Somali Islamist insurgents are making their own explosives, a confidential U.N. report seen by Reuters said, as they mount more frequent and deadly attacks.
The findings are a blow for internationally backed efforts to fight the al Shabaab insurgency, which has repeatedly carried out attacks in East Africa and launched dozens in Somalia this year despite an increase in US air strikes.
“For the first time, post-blast laboratory analyses indicate a clear shift in al Shabaab construction methods, away from the use of military grade explosives to HME (home-made explosives),” said a confidential report by the UN panel of experts on Somalia.
“Information from a range of explosive ordnance disposal (EOD) experts suggests a probable connection between the development of HME by al Shabaab and recent increased frequency of major attacks in Mogadishu.”
The analysis was based on at least 20 attacks since July 2018, the report said.
It specify who did the analysis, but footnotes cite the UN Mine Action Service, the US Federal Bureau of Investigation (FBI) and experts identified only by the dates of interviews.
The UN panel declined to comment and the organisations did not respond to questions from Reuters.
Somali government officials could not be reached for comment. Lieutenantt Colonel Charles Imbiakha, spokesman for the African Union peacekeeping force AMISOM, said it could not comment because it had not seen the report.
Al Shabaab, which wants to rule Somalia in line with a strict interpretation of sharia law, carried out at least 19 attacks with vehicle-borne bombs that have killed more than five people in Mogadishu since September, the report found.

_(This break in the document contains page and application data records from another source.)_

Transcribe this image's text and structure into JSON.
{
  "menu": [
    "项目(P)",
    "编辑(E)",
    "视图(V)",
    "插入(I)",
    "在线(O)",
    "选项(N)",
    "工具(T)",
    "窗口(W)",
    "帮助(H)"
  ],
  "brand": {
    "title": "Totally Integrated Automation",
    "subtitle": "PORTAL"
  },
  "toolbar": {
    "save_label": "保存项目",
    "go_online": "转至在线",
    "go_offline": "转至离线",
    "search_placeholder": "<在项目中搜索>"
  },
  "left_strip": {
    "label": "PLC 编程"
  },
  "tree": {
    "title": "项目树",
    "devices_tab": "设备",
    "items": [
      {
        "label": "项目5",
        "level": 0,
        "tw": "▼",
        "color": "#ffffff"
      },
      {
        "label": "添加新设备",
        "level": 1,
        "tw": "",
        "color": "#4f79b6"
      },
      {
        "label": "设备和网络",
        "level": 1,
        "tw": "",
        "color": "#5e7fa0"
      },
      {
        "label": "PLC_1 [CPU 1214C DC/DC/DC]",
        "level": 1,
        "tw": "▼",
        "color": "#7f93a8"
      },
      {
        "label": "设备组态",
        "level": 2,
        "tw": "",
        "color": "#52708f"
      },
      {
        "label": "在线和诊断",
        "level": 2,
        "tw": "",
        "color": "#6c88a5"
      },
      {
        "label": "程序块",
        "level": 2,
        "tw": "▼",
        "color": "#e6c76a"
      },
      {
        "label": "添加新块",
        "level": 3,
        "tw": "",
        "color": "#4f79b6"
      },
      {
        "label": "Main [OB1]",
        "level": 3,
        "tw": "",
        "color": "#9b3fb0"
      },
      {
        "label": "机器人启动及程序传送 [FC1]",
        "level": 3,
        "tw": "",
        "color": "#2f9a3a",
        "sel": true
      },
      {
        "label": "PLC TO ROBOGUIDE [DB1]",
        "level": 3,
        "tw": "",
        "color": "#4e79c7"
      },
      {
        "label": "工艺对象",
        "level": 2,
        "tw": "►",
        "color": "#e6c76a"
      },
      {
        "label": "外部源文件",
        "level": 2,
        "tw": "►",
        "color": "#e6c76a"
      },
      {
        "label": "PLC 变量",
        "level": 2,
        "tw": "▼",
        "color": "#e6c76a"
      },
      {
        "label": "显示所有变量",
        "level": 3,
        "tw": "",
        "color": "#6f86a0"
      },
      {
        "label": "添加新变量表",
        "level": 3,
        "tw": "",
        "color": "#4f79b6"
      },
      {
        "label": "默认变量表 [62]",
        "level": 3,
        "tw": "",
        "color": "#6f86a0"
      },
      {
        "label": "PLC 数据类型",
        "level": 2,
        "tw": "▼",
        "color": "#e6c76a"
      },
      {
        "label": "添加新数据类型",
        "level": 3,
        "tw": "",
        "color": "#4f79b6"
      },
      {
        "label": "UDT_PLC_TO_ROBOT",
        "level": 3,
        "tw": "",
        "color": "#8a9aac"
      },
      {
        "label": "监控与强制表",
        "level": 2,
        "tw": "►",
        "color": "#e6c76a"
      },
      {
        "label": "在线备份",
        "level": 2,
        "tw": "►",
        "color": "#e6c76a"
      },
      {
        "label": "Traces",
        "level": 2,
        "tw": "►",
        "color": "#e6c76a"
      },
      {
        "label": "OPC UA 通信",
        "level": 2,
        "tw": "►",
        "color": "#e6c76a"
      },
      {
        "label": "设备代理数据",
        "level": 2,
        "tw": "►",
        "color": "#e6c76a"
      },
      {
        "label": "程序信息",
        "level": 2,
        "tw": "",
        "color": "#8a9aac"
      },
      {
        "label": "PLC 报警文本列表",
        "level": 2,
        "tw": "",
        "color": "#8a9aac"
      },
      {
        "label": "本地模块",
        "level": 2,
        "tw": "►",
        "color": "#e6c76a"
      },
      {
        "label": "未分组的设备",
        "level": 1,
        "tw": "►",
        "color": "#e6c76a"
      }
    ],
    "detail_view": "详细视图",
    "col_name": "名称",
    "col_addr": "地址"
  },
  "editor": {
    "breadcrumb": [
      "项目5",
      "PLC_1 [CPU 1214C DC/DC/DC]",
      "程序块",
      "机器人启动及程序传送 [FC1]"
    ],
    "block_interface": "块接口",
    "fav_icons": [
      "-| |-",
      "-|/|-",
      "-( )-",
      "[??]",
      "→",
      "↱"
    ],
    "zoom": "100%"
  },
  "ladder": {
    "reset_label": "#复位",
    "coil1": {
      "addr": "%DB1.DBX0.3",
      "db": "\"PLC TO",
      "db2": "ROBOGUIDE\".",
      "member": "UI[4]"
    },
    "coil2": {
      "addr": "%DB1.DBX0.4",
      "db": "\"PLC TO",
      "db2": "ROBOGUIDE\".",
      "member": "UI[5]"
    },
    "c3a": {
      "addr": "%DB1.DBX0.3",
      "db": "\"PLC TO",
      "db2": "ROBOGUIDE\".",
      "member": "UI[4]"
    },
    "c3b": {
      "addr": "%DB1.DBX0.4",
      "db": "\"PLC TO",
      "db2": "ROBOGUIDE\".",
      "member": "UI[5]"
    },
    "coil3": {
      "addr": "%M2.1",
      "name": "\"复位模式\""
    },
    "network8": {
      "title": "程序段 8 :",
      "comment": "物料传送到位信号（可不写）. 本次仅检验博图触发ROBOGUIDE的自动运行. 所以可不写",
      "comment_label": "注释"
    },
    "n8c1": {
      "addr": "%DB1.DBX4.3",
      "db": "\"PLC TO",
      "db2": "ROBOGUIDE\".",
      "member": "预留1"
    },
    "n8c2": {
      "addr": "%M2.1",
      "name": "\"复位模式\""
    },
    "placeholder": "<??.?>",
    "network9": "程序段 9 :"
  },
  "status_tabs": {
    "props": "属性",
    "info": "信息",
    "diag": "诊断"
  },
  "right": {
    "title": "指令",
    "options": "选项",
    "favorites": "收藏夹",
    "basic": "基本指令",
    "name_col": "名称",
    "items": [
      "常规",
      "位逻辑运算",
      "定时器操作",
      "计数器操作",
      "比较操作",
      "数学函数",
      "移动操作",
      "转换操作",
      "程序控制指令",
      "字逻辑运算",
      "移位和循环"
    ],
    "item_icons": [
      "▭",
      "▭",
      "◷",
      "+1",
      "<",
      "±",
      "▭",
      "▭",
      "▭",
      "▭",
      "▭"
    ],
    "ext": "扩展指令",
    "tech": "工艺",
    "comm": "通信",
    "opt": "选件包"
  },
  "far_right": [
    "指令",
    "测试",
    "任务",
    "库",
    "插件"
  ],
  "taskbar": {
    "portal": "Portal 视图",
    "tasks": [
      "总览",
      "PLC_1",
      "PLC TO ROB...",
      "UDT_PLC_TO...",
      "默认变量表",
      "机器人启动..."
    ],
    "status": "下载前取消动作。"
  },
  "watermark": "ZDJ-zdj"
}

Hitherto, the insurgency mostly relied on military-grade explosives, laboriously harvested by specialists from ordnance such as mines or mortars captured from soldiers or peacekeepers.
Attacks have become more frequent and in some cases more lethal – most notably the truck bomb that killed more than 500 people in October 2017 at a junction where street vendors were selling petrol.
Experts long suspected the bomb may have used some home-made explosives, but no evidence was made public.
The UN panel report does not offer evidence but notes al Shabaab would have needed explosives from approximately 6,000 mortars to carry out a blast of that size.
It said al Shabaab bomb makers were mixing highly explosive nitro-glycerine with ammonium nitrate or potassium nitrate – used in fertiliser – and charcoal, although it did not give a source.
A raid on an underground site in Mogadishu last month recovered components and chemicals including aluminium paste, which can enhance the thermal effect of a detonation, the report said.
There are no public statistics on bombings in Somalia. The US Joint Improvised-Threat Defeat Organisation, part of the Pentagon, said it did not track bombings and the Somali government does not release statistics.